= Exercise brief =
Copy every line of the records below where the word "time" occurs.

::::::

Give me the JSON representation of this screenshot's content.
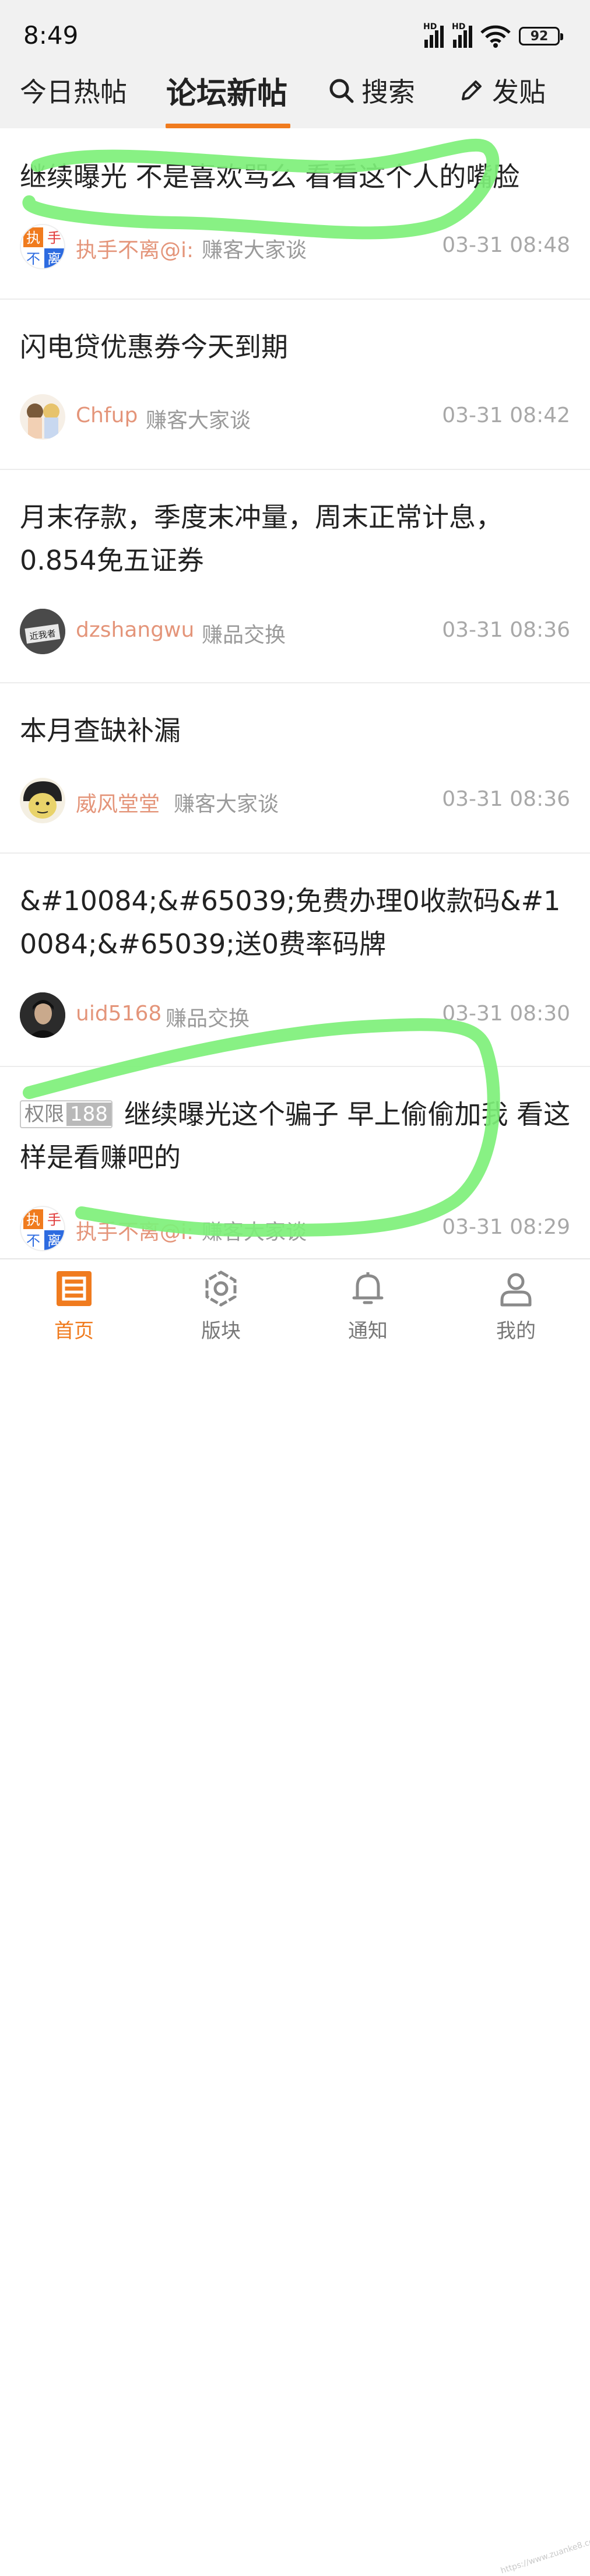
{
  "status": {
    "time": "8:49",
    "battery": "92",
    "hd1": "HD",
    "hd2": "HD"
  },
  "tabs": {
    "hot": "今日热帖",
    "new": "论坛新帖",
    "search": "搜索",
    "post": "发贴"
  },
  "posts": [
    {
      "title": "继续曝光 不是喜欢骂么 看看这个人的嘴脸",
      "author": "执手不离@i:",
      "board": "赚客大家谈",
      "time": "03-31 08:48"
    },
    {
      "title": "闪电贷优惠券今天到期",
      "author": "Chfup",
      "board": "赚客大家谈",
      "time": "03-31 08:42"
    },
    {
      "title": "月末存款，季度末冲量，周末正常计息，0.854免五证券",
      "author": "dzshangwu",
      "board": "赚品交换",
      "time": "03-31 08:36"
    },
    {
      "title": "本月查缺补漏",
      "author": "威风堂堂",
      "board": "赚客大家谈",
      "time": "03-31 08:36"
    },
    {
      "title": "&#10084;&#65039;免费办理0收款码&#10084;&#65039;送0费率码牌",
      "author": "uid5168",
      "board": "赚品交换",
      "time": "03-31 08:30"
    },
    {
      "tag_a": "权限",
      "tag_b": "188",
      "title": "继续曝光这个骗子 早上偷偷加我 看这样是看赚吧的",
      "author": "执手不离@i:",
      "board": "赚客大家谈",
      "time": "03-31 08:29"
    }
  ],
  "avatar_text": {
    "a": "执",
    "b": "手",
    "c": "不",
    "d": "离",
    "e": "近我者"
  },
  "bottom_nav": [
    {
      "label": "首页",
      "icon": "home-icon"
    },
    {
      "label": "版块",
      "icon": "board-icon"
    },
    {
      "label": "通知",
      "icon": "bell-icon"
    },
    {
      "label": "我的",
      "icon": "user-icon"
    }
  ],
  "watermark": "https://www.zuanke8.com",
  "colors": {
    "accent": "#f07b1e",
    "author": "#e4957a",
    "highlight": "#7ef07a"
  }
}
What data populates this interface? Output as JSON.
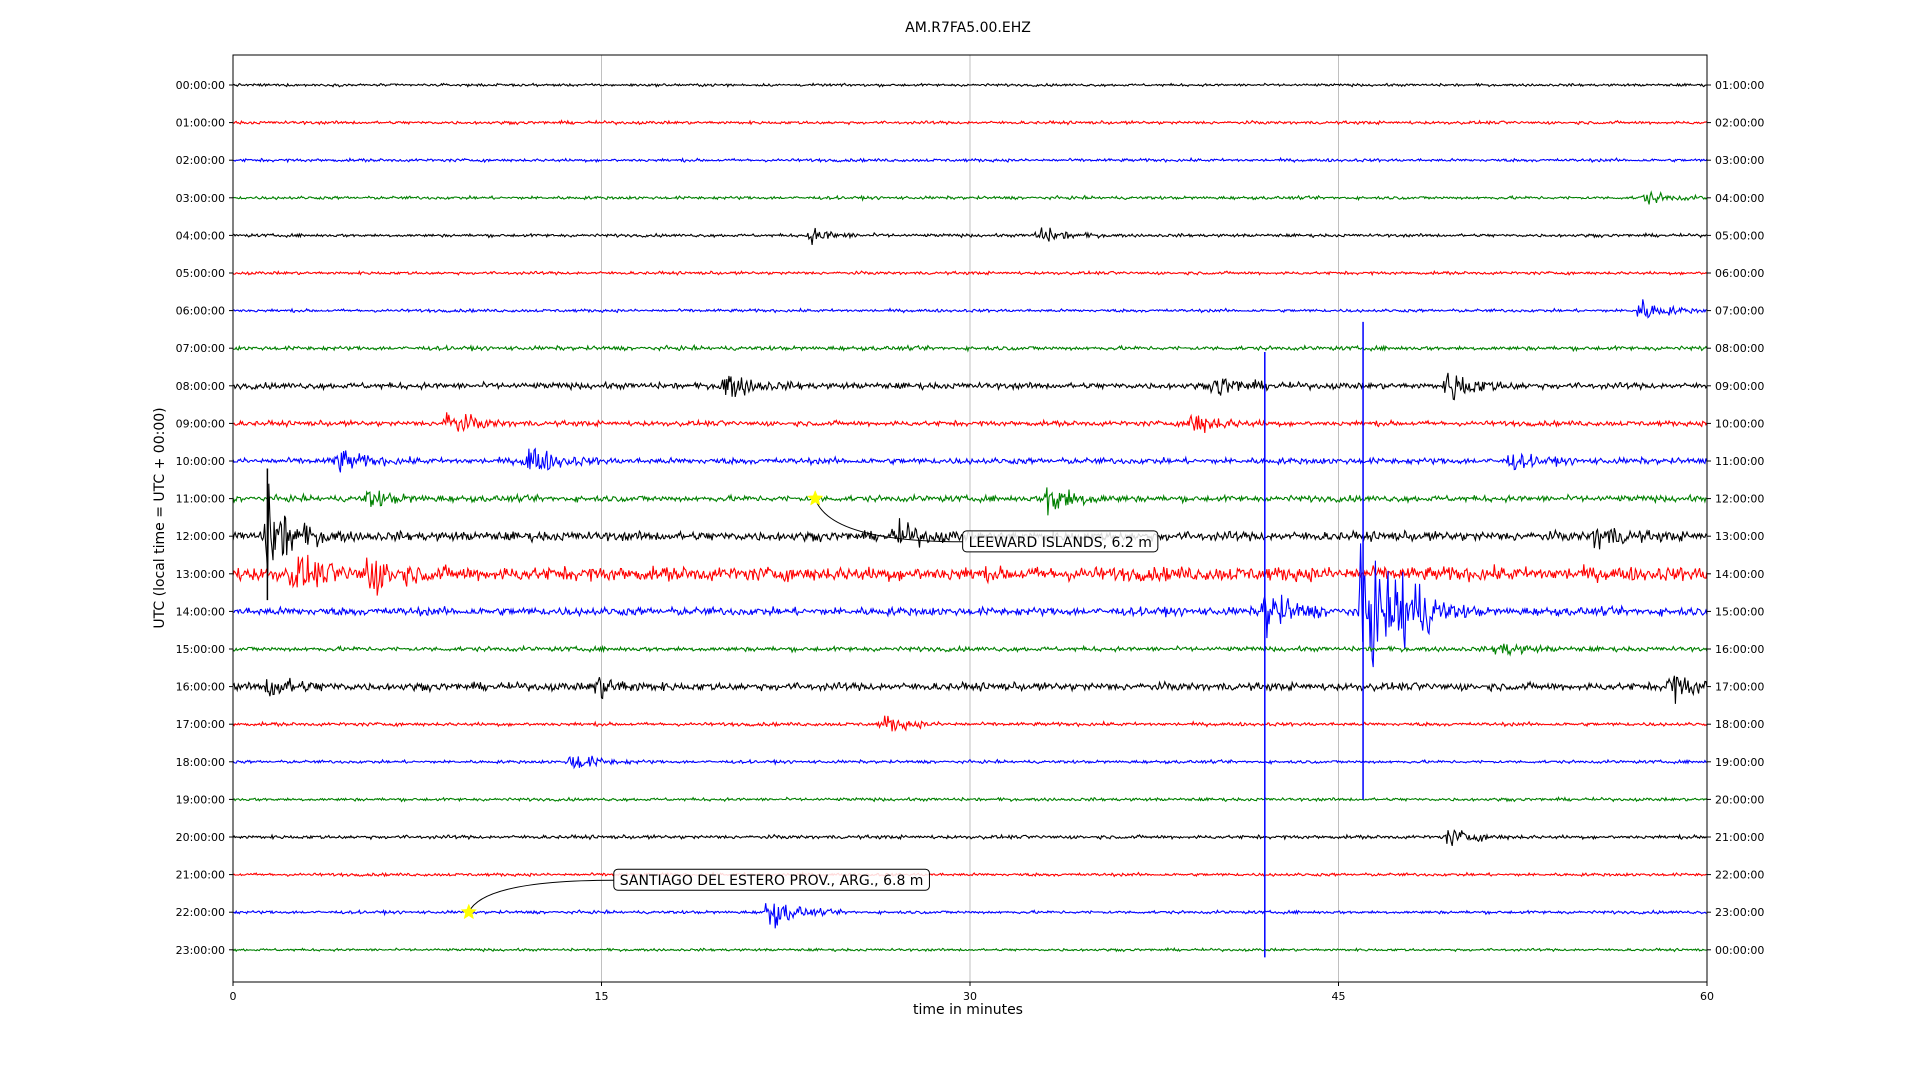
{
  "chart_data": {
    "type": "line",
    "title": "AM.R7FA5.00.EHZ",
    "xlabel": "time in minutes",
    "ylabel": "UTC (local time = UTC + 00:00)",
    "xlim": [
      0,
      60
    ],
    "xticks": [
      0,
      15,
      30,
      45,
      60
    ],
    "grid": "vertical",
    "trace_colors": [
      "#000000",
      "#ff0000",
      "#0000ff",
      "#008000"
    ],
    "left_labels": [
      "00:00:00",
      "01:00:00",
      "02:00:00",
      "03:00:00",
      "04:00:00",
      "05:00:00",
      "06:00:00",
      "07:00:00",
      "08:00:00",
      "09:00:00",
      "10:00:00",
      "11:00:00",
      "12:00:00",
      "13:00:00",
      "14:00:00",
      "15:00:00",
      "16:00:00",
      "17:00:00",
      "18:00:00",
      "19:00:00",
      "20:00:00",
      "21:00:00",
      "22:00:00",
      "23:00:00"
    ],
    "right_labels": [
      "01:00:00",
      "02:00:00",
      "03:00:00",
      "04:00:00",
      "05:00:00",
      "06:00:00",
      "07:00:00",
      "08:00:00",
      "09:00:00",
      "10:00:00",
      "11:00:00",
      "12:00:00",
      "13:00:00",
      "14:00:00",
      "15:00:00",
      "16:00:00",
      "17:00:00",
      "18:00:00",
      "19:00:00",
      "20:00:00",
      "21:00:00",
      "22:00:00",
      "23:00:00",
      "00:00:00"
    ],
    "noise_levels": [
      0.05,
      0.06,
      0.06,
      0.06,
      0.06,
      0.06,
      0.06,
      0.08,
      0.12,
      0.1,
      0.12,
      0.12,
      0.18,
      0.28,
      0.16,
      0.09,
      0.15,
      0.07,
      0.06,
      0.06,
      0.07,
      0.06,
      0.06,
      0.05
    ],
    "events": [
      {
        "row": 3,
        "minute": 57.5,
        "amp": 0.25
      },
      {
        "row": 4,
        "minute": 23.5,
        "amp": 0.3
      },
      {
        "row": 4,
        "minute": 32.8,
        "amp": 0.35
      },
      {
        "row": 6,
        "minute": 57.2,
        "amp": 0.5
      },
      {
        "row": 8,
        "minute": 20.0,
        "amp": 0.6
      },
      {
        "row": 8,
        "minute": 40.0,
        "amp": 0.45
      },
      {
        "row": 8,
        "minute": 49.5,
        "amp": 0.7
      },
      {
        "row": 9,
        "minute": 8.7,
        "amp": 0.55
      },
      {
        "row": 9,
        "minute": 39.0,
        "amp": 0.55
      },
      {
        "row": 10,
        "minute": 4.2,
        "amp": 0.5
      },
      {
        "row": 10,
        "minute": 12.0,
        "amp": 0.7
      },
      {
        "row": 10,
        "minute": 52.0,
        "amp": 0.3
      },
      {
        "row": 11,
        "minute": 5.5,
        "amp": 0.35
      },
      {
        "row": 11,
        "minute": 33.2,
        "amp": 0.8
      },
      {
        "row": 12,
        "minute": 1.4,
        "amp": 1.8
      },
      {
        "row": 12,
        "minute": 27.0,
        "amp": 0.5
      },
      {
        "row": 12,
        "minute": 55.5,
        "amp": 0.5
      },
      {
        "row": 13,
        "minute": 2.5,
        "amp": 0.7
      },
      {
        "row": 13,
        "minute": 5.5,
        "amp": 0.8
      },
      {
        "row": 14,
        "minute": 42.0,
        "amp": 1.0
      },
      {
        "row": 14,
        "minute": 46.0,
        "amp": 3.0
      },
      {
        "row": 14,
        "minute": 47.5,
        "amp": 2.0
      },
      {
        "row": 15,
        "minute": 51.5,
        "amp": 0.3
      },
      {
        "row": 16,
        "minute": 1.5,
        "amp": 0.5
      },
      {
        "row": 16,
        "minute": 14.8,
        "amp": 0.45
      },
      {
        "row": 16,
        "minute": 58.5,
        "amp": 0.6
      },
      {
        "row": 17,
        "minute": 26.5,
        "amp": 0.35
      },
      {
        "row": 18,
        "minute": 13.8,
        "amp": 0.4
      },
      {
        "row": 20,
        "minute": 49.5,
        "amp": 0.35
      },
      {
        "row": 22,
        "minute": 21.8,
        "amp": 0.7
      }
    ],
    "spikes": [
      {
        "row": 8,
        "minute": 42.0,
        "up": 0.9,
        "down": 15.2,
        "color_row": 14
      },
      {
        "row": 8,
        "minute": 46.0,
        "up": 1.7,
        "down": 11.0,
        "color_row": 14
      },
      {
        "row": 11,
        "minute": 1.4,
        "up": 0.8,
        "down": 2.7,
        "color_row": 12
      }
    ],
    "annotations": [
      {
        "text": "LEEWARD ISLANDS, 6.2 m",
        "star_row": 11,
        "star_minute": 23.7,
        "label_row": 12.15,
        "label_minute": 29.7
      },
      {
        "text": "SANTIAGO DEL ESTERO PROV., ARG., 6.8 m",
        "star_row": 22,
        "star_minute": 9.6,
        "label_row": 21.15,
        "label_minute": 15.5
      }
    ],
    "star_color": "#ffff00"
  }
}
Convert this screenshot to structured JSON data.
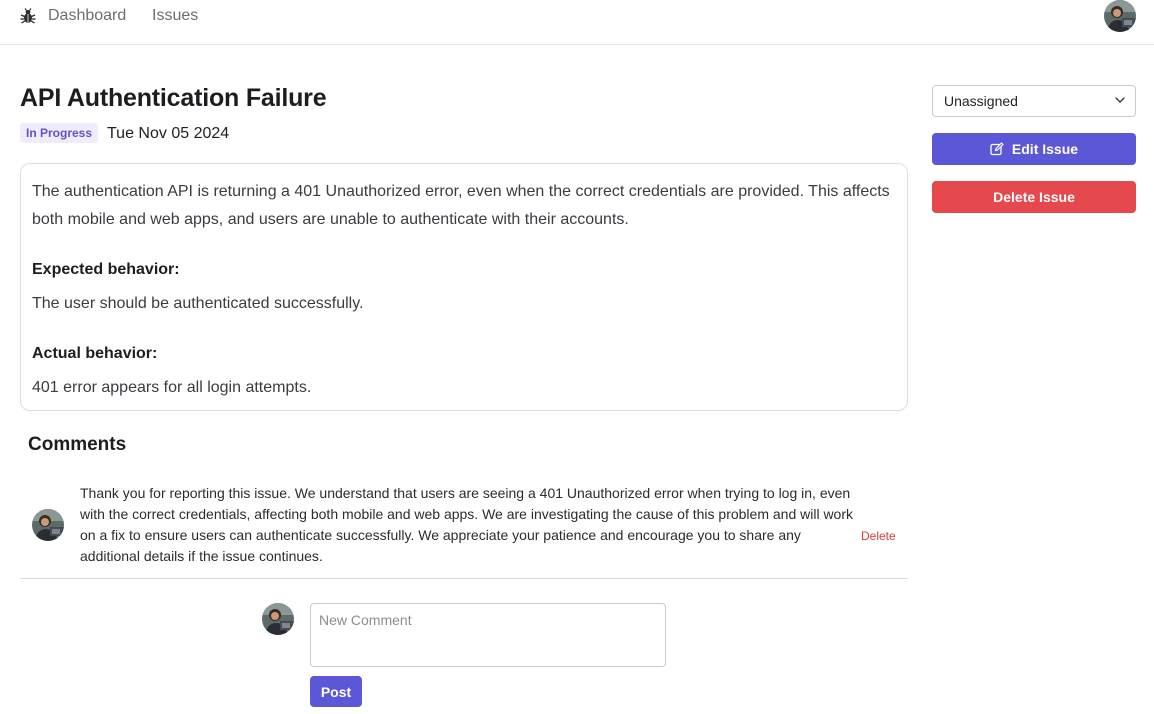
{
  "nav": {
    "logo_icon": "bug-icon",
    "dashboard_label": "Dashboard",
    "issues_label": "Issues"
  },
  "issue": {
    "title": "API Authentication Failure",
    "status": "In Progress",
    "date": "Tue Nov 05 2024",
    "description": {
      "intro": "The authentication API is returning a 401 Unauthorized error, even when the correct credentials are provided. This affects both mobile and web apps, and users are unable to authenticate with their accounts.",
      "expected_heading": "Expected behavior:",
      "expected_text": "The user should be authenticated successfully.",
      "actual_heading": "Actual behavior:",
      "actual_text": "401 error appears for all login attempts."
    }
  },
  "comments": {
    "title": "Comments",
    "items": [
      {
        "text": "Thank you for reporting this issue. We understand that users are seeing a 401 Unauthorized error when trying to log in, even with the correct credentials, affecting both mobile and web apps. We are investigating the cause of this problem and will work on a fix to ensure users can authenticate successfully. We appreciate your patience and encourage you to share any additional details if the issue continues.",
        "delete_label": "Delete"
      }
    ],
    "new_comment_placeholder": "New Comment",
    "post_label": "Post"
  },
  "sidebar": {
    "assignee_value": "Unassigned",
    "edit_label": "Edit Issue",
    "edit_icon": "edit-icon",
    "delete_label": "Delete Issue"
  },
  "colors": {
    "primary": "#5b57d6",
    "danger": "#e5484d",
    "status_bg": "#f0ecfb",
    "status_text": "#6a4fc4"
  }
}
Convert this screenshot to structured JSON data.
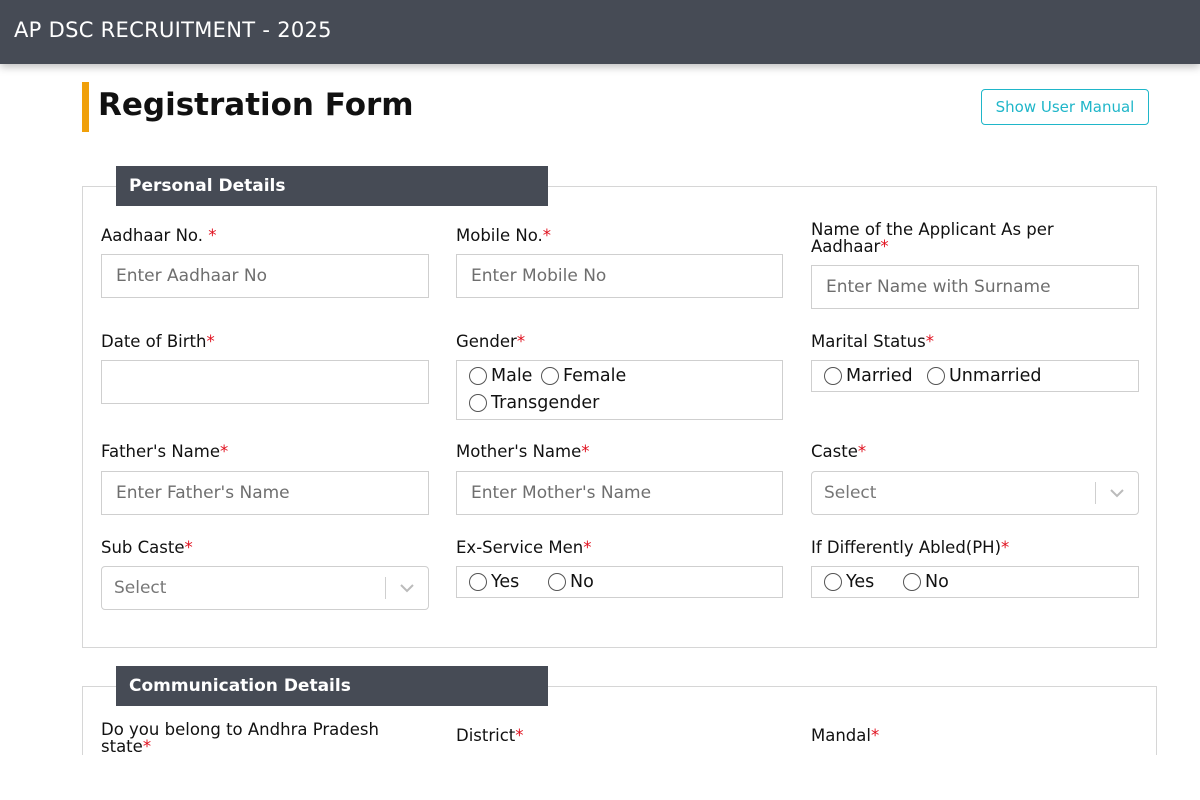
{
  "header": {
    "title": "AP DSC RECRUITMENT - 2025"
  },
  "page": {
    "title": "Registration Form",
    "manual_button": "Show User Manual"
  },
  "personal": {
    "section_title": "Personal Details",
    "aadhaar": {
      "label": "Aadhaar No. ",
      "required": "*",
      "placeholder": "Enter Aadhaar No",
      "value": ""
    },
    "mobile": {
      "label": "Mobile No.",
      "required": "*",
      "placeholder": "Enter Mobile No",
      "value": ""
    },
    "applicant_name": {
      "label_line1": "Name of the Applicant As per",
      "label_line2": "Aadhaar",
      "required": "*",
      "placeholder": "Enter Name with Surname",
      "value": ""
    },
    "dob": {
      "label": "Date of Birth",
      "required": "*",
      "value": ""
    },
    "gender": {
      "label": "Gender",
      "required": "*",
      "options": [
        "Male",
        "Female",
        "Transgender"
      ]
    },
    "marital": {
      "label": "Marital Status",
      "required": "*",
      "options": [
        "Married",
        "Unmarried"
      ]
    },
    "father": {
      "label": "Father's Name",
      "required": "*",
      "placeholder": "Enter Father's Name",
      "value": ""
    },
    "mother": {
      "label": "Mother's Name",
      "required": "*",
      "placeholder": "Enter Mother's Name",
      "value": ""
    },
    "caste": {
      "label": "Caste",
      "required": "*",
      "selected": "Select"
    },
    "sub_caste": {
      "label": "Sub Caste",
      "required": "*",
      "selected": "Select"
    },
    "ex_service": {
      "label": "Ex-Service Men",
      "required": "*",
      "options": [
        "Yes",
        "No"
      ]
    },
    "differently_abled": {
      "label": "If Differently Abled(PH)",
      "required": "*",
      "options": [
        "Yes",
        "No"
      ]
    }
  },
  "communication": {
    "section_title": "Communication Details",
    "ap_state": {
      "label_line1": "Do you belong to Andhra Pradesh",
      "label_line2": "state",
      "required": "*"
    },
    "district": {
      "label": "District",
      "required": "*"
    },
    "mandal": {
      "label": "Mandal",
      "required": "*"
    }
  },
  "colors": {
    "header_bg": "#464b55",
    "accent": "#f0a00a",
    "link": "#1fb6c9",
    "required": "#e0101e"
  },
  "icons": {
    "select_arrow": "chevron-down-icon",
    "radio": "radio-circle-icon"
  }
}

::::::

= Task output =
    "time": "8:49",
      "time": "03-31 08:48"
      "time": "03-31 08:42"
      "time": "03-31 08:36"
      "time": "03-31 08:36"
      "time": "03-31 08:30"
      "time": "03-31 08:29"
    "xlabel": "time in minutes",
    "ylabel": "UTC (local time = UTC + 00:00)",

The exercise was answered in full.